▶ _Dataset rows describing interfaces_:
Start of Block

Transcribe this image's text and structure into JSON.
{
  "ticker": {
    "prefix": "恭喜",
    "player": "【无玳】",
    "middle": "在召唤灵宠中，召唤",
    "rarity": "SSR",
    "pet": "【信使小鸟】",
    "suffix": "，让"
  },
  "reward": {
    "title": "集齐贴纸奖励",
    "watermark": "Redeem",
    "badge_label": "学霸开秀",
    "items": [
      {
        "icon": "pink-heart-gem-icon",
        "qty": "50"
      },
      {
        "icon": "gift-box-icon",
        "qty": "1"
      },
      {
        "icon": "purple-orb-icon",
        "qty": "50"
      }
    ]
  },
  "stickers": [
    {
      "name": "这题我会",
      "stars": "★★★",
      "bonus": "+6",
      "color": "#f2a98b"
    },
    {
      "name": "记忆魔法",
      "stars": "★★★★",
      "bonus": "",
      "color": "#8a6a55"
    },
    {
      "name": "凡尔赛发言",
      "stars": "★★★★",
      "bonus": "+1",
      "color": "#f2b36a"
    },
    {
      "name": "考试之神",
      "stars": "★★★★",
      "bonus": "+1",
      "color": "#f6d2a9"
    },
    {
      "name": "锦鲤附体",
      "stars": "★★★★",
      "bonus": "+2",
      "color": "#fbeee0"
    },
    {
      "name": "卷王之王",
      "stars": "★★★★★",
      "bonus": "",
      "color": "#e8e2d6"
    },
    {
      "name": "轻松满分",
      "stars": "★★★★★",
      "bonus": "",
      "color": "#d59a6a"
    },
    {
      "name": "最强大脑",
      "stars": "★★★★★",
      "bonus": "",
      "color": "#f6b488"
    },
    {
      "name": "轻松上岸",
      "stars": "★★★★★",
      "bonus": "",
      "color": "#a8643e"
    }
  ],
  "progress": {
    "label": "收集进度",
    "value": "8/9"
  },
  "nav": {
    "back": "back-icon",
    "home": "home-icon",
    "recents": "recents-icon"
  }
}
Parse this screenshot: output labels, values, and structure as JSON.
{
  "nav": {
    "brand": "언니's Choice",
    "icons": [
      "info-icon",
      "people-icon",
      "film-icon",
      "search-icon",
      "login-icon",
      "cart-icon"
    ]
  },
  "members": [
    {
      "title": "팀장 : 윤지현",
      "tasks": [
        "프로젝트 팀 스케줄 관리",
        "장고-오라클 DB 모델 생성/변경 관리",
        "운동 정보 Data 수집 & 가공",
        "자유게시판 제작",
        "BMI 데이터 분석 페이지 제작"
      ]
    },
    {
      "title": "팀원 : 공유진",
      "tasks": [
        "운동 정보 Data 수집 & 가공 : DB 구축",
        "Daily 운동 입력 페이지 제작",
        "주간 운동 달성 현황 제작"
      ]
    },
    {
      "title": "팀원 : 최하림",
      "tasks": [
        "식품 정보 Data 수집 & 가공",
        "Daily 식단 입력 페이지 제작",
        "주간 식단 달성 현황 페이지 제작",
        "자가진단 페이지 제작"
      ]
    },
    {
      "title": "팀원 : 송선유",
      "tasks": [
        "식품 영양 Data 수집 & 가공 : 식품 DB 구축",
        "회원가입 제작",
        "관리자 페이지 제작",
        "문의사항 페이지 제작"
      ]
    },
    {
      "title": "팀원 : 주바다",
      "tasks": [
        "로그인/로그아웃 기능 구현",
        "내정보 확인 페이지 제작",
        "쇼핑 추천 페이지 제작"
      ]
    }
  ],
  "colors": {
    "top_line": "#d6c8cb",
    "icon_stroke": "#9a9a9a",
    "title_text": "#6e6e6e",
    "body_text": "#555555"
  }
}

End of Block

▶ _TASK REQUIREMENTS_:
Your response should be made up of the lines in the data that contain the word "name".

▶ _EXERCISE ANSWER_:
      "name": "这题我会",
      "name": "记忆魔法",
      "name": "凡尔赛发言",
      "name": "考试之神",
      "name": "锦鲤附体",
      "name": "卷王之王",
      "name": "轻松满分",
      "name": "最强大脑",
      "name": "轻松上岸",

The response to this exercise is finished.